(Stored data entries)
--- START ---
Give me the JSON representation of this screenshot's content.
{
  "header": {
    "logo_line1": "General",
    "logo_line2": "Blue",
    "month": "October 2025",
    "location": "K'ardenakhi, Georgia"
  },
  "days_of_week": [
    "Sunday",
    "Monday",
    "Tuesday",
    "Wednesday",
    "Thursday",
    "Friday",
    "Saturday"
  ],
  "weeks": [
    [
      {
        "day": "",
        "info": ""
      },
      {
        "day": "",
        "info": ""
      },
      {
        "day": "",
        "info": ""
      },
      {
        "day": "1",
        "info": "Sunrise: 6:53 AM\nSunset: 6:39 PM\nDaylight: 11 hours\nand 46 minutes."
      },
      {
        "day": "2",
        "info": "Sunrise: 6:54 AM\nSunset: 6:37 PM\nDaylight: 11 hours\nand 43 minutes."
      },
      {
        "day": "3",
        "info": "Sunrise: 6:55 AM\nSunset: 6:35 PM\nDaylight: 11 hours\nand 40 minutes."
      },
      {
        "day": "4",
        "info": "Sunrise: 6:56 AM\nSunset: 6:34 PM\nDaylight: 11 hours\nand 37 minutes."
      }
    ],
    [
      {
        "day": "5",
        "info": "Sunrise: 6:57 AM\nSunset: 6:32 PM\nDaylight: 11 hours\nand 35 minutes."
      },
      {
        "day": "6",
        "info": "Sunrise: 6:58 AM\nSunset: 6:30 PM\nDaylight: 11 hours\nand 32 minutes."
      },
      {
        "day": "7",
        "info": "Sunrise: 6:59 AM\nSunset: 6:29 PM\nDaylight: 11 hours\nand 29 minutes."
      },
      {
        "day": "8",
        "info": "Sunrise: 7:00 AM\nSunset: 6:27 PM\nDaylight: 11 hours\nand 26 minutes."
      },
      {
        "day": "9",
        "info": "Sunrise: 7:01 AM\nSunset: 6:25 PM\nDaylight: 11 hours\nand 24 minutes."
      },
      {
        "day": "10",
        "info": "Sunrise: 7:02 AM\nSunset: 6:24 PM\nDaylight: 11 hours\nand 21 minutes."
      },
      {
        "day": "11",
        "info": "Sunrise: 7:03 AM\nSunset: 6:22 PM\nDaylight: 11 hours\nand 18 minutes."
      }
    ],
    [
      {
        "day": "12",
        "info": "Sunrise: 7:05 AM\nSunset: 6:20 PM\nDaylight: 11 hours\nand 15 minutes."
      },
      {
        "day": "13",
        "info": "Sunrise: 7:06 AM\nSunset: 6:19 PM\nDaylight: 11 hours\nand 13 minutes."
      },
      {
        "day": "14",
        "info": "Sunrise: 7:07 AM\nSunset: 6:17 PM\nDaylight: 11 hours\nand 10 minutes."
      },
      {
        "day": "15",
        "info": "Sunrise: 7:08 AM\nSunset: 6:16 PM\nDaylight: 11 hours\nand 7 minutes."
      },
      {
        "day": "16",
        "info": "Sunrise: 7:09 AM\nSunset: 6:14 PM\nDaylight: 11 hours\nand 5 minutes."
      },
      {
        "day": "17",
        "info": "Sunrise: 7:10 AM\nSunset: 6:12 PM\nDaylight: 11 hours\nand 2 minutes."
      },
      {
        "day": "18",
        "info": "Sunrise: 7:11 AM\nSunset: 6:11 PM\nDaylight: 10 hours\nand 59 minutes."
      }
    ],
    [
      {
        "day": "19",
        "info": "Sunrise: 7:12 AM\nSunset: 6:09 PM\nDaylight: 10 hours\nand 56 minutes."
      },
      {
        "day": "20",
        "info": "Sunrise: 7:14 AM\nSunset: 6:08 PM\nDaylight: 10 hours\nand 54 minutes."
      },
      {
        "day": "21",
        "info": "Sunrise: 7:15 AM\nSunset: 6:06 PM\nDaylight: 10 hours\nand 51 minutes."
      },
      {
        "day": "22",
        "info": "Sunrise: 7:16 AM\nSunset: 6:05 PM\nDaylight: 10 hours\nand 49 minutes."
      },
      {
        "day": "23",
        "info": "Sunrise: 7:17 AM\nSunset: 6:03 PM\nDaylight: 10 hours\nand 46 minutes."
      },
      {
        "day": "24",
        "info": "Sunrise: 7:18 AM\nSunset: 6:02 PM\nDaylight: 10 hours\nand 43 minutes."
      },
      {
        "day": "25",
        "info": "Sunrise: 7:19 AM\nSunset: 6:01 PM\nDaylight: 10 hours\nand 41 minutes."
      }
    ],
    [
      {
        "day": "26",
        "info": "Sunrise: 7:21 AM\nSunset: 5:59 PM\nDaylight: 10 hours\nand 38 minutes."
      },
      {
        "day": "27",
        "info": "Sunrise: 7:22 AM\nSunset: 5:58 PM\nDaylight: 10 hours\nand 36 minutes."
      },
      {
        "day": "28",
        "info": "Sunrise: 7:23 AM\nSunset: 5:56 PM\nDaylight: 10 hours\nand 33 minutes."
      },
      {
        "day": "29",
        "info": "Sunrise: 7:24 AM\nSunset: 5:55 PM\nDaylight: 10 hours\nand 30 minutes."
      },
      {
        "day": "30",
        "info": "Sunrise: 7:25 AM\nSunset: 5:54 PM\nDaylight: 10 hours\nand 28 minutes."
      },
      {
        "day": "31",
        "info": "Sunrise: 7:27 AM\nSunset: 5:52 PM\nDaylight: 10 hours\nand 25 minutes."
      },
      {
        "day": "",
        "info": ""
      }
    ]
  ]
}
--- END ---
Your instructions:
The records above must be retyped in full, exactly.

Answer for this exercise:
Give me the JSON representation of this screenshot's content.
{
  "header": {
    "logo_line1": "General",
    "logo_line2": "Blue",
    "month": "October 2025",
    "location": "K'ardenakhi, Georgia"
  },
  "days_of_week": [
    "Sunday",
    "Monday",
    "Tuesday",
    "Wednesday",
    "Thursday",
    "Friday",
    "Saturday"
  ],
  "weeks": [
    [
      {
        "day": "",
        "info": ""
      },
      {
        "day": "",
        "info": ""
      },
      {
        "day": "",
        "info": ""
      },
      {
        "day": "1",
        "info": "Sunrise: 6:53 AM\nSunset: 6:39 PM\nDaylight: 11 hours\nand 46 minutes."
      },
      {
        "day": "2",
        "info": "Sunrise: 6:54 AM\nSunset: 6:37 PM\nDaylight: 11 hours\nand 43 minutes."
      },
      {
        "day": "3",
        "info": "Sunrise: 6:55 AM\nSunset: 6:35 PM\nDaylight: 11 hours\nand 40 minutes."
      },
      {
        "day": "4",
        "info": "Sunrise: 6:56 AM\nSunset: 6:34 PM\nDaylight: 11 hours\nand 37 minutes."
      }
    ],
    [
      {
        "day": "5",
        "info": "Sunrise: 6:57 AM\nSunset: 6:32 PM\nDaylight: 11 hours\nand 35 minutes."
      },
      {
        "day": "6",
        "info": "Sunrise: 6:58 AM\nSunset: 6:30 PM\nDaylight: 11 hours\nand 32 minutes."
      },
      {
        "day": "7",
        "info": "Sunrise: 6:59 AM\nSunset: 6:29 PM\nDaylight: 11 hours\nand 29 minutes."
      },
      {
        "day": "8",
        "info": "Sunrise: 7:00 AM\nSunset: 6:27 PM\nDaylight: 11 hours\nand 26 minutes."
      },
      {
        "day": "9",
        "info": "Sunrise: 7:01 AM\nSunset: 6:25 PM\nDaylight: 11 hours\nand 24 minutes."
      },
      {
        "day": "10",
        "info": "Sunrise: 7:02 AM\nSunset: 6:24 PM\nDaylight: 11 hours\nand 21 minutes."
      },
      {
        "day": "11",
        "info": "Sunrise: 7:03 AM\nSunset: 6:22 PM\nDaylight: 11 hours\nand 18 minutes."
      }
    ],
    [
      {
        "day": "12",
        "info": "Sunrise: 7:05 AM\nSunset: 6:20 PM\nDaylight: 11 hours\nand 15 minutes."
      },
      {
        "day": "13",
        "info": "Sunrise: 7:06 AM\nSunset: 6:19 PM\nDaylight: 11 hours\nand 13 minutes."
      },
      {
        "day": "14",
        "info": "Sunrise: 7:07 AM\nSunset: 6:17 PM\nDaylight: 11 hours\nand 10 minutes."
      },
      {
        "day": "15",
        "info": "Sunrise: 7:08 AM\nSunset: 6:16 PM\nDaylight: 11 hours\nand 7 minutes."
      },
      {
        "day": "16",
        "info": "Sunrise: 7:09 AM\nSunset: 6:14 PM\nDaylight: 11 hours\nand 5 minutes."
      },
      {
        "day": "17",
        "info": "Sunrise: 7:10 AM\nSunset: 6:12 PM\nDaylight: 11 hours\nand 2 minutes."
      },
      {
        "day": "18",
        "info": "Sunrise: 7:11 AM\nSunset: 6:11 PM\nDaylight: 10 hours\nand 59 minutes."
      }
    ],
    [
      {
        "day": "19",
        "info": "Sunrise: 7:12 AM\nSunset: 6:09 PM\nDaylight: 10 hours\nand 56 minutes."
      },
      {
        "day": "20",
        "info": "Sunrise: 7:14 AM\nSunset: 6:08 PM\nDaylight: 10 hours\nand 54 minutes."
      },
      {
        "day": "21",
        "info": "Sunrise: 7:15 AM\nSunset: 6:06 PM\nDaylight: 10 hours\nand 51 minutes."
      },
      {
        "day": "22",
        "info": "Sunrise: 7:16 AM\nSunset: 6:05 PM\nDaylight: 10 hours\nand 49 minutes."
      },
      {
        "day": "23",
        "info": "Sunrise: 7:17 AM\nSunset: 6:03 PM\nDaylight: 10 hours\nand 46 minutes."
      },
      {
        "day": "24",
        "info": "Sunrise: 7:18 AM\nSunset: 6:02 PM\nDaylight: 10 hours\nand 43 minutes."
      },
      {
        "day": "25",
        "info": "Sunrise: 7:19 AM\nSunset: 6:01 PM\nDaylight: 10 hours\nand 41 minutes."
      }
    ],
    [
      {
        "day": "26",
        "info": "Sunrise: 7:21 AM\nSunset: 5:59 PM\nDaylight: 10 hours\nand 38 minutes."
      },
      {
        "day": "27",
        "info": "Sunrise: 7:22 AM\nSunset: 5:58 PM\nDaylight: 10 hours\nand 36 minutes."
      },
      {
        "day": "28",
        "info": "Sunrise: 7:23 AM\nSunset: 5:56 PM\nDaylight: 10 hours\nand 33 minutes."
      },
      {
        "day": "29",
        "info": "Sunrise: 7:24 AM\nSunset: 5:55 PM\nDaylight: 10 hours\nand 30 minutes."
      },
      {
        "day": "30",
        "info": "Sunrise: 7:25 AM\nSunset: 5:54 PM\nDaylight: 10 hours\nand 28 minutes."
      },
      {
        "day": "31",
        "info": "Sunrise: 7:27 AM\nSunset: 5:52 PM\nDaylight: 10 hours\nand 25 minutes."
      },
      {
        "day": "",
        "info": ""
      }
    ]
  ]
}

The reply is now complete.